In Ukraine, territories under partial Russian control since 2014, the area of forests has shrunk by 25 percent. This is shown by an American research involving two institutes in Kiev
by Matteo Cavallito
In addition to the inestimable human costs, the conflict between Russia and Ukraine also produces significant environmental damage by clearly impacting forests. This is reported in a recent study involving researchers from the University of Maryland, the Space Research Institute in Kiev, and the Polytechnic Institute in the Ukrainian capital.
The study looks at territories in the Donetsk and Luhansk regions under partial Russian control that belong to the so-called Emerald Network. The network brings together a number of natural areas protected under the 1979 Bern Convention.
This research, published in the journal Communications Earth & Environment, covers a 25-year period between 1996, when Kiev adopted the Bern Convention, and 2020. The period under observation, therefore, does not include the latest conflict triggered by the Russian invasion in 2022. But it does include Moscow’s disputed annexation of Crimea in early 2014.
The researchers used Landsat and Copernicus Sentinel 1 and 2 satellite images to analyze changes in forest cover in Emerald Network protected areas located in the Luhansk region. Which has been under partial Russian control for the past decade.
In the invaded territories, 25 percent of the forests were lost
The results, the study says, “reveal that the implementation of Bern Convention conservation policies led to a shift from deforestation (−4% each) to reforestation (+8% and +10%) on both sides of the Emerald Network divided by the demarcation line in 2014.”
The survey, moreover, “shows that despite the war, territories under Ukraine control after 2014 continued reforestation (+9%), while sites under Russian control experienced dramatic forest loss (−25%).”
Billions of dollars worth of environmental damage in Ukraine

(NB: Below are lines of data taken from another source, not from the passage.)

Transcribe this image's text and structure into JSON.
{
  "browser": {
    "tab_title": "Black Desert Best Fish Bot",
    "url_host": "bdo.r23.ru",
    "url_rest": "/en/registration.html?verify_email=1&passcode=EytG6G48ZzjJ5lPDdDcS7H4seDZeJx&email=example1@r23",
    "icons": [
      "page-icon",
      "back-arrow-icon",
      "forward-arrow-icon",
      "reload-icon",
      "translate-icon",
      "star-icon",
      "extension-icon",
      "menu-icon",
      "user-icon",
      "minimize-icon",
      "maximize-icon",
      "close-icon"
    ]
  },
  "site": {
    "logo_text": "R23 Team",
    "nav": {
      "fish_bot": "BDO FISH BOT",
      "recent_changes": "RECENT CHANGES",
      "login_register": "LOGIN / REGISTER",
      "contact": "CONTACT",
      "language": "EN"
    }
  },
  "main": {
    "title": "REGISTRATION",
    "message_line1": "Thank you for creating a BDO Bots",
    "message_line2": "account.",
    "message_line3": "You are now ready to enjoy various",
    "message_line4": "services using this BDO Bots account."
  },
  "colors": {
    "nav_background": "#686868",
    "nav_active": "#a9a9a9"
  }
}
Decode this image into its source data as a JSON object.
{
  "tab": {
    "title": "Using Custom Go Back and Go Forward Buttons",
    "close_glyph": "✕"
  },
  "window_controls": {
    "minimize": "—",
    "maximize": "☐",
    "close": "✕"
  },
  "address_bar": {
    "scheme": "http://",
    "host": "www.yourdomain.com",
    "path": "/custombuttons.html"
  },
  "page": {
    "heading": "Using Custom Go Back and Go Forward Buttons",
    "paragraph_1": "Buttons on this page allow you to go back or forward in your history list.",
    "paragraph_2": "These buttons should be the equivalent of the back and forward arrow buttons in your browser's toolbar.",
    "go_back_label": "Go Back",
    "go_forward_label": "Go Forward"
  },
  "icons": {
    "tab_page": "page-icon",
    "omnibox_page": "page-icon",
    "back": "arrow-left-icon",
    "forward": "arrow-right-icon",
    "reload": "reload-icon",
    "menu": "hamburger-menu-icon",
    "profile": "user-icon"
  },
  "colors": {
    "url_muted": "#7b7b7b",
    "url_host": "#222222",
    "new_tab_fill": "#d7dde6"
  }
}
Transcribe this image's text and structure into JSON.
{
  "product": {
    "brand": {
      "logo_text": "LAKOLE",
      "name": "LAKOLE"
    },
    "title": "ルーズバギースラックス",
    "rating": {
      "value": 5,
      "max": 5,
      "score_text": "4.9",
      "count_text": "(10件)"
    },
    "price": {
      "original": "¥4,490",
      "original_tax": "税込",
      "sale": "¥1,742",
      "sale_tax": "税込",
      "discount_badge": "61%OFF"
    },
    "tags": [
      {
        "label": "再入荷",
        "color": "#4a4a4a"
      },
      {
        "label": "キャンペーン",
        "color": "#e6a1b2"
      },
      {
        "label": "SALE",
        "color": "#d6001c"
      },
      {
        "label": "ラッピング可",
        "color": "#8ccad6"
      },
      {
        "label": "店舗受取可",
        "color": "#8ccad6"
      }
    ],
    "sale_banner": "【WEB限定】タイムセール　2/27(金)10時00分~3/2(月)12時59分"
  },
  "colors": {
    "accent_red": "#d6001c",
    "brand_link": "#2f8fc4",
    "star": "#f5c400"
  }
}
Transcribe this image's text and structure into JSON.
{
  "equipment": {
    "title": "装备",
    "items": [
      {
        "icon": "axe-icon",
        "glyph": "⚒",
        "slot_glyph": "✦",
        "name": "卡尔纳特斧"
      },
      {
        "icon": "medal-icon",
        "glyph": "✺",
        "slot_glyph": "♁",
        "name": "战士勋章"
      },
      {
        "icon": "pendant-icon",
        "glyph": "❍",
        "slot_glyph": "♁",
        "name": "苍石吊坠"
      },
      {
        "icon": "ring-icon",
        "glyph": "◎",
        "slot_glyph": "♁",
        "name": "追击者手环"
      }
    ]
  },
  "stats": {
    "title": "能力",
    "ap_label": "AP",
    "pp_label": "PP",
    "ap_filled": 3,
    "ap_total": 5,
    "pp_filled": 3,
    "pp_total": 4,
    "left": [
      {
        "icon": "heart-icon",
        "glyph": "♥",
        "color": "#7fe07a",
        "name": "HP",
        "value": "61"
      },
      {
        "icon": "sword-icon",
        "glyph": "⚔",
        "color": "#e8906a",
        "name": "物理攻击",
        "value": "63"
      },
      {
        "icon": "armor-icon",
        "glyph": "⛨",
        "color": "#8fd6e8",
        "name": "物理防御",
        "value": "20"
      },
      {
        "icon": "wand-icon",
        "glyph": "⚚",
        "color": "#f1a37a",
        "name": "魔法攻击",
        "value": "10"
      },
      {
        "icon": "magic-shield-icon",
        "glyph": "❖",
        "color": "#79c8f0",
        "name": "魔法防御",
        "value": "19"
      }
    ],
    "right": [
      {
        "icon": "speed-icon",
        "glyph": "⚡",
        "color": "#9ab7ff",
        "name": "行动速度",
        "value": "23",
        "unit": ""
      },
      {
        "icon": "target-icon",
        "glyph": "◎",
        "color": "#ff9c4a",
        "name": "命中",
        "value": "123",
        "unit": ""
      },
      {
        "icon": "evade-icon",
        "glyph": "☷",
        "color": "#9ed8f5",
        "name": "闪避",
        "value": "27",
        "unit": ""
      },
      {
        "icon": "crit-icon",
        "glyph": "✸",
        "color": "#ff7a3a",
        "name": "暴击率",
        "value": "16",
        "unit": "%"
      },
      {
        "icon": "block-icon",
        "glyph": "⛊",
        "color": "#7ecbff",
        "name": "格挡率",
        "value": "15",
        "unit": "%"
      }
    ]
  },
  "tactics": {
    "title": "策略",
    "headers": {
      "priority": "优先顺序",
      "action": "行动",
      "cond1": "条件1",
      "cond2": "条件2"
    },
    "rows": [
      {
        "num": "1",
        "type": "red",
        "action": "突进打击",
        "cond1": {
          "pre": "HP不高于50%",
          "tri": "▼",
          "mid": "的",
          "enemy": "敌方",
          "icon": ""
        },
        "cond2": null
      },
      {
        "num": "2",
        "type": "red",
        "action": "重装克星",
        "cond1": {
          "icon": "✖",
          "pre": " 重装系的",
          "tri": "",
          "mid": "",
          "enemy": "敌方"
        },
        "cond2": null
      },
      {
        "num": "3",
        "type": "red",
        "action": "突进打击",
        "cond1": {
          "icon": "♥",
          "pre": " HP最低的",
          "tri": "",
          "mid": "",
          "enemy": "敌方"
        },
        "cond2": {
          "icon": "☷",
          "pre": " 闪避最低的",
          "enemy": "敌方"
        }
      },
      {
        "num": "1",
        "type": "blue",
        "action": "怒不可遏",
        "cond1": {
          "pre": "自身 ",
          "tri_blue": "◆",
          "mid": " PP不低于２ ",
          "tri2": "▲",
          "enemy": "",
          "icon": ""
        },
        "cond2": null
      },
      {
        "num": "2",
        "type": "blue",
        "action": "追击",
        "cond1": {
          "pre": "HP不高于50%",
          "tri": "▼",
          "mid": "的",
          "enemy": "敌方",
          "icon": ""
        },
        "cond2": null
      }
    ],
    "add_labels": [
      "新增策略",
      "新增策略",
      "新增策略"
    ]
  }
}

“Our results indicate that the separation of ecosystems from environmental-protection institutions and policies through the occupation of Ukrainian territory led to dramatic degradation of the environment and loss of ecosystem sustainability,” said Nataliia Kussul, director of the Department of Mathematics at Kiev Polytechnic Institute in a statement released by the researchers. The Russian military offensive in early 2022, the authors also point out, has since taken even more territories out of legal protection.
This study, therefore, adds a new chapter to the issue of collateral environmental damage from the conflict, which has long been the focus of attention of various observers.
Just over a year ago, an FAO report had revealed how in the first six months of the war alone the total damage and losses to Ukrainian farmers and ranchers already amounted to nearly $2.25 billion. Meanwhile, experts from the Sokolovsky Institute for Soil Science of the National Academy of Sciences of Ukraine, quoted by German broadcaster Deutsche Welle, have focused on the problem of soil contamination. Which, as a result of the war, would show increasing concentrations of cadmium and lead. According to their estimates, the total damage to Ukrainian soil would amount to $15 billion. Which is, of course, a preliminary estimate.